== What the task requires ==
Every line of the entries below that mentions "vendeur" is to be copied out.

== Provided entries ==
+ + + +
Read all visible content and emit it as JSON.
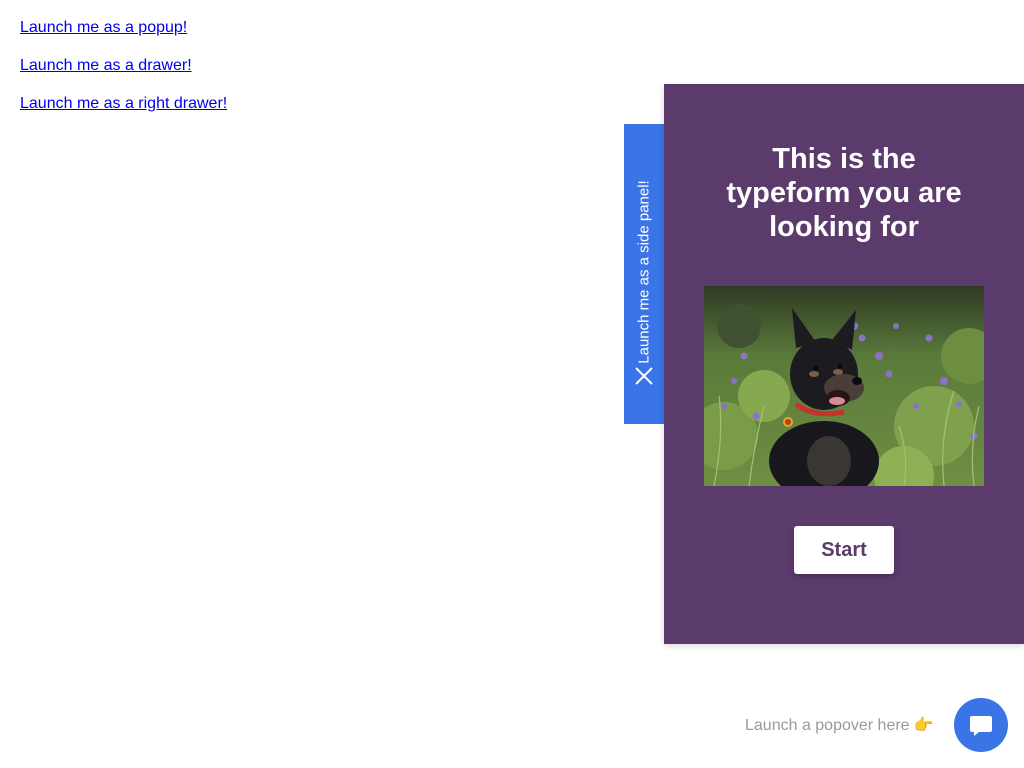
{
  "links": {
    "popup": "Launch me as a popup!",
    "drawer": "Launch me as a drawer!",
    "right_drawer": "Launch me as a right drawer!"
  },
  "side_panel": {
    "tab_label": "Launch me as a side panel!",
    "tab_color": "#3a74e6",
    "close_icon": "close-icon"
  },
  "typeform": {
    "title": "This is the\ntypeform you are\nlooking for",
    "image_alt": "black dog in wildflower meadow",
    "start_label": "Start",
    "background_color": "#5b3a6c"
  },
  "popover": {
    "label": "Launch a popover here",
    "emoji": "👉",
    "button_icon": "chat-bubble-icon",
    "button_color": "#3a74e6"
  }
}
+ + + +
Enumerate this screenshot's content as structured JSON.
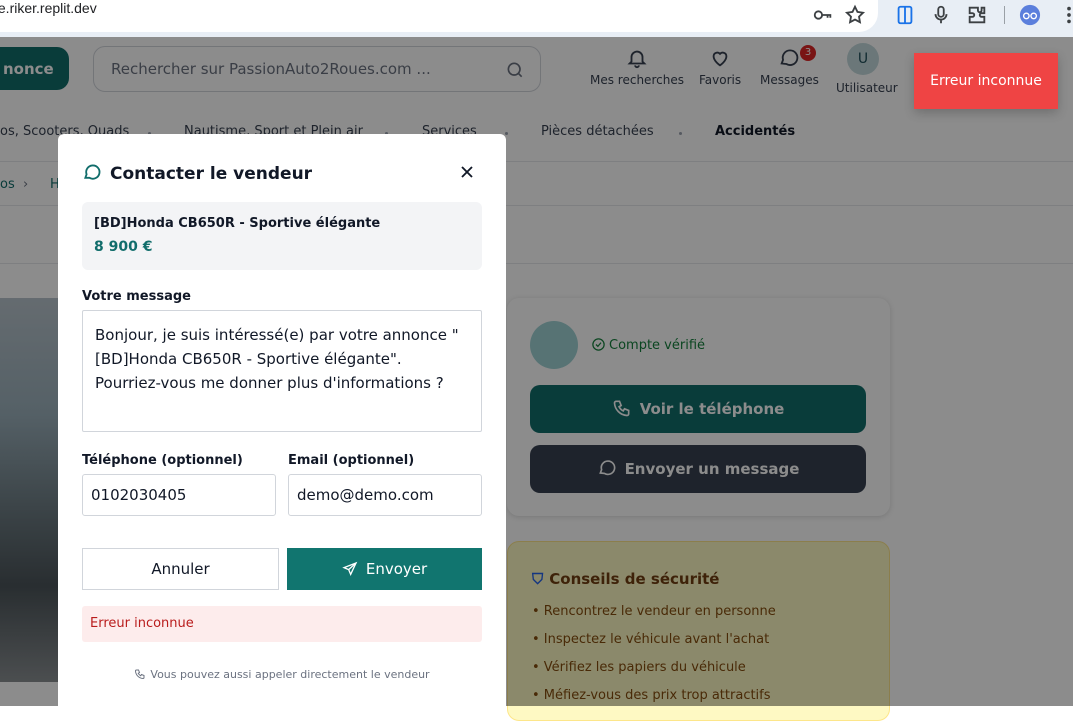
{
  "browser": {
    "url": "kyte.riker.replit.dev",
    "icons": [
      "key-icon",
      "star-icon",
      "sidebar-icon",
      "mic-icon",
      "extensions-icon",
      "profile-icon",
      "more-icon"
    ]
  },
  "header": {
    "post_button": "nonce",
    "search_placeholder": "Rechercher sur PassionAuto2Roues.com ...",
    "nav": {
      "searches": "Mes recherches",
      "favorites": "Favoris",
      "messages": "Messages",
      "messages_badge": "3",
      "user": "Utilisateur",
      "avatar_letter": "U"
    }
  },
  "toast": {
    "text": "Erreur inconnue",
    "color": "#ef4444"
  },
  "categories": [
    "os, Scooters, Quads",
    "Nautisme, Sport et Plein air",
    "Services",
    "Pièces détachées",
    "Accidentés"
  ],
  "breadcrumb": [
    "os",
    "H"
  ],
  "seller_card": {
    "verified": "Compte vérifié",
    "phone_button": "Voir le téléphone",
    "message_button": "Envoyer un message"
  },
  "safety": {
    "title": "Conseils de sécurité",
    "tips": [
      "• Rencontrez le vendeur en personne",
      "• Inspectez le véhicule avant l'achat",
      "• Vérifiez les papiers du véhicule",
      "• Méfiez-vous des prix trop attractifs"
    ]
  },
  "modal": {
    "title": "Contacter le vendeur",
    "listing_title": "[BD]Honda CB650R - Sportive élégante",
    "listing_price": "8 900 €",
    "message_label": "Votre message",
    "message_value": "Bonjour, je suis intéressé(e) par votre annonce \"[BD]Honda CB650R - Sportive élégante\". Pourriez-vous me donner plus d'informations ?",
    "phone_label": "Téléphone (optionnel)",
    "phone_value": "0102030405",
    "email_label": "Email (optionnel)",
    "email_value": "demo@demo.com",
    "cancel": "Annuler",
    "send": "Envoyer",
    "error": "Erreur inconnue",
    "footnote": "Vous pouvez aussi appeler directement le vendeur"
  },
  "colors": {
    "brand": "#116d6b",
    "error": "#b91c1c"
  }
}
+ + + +
== Task output ==
      "• Rencontrez le vendeur en personne",
    "title": "Contacter le vendeur",
    "footnote": "Vous pouvez aussi appeler directement le vendeur"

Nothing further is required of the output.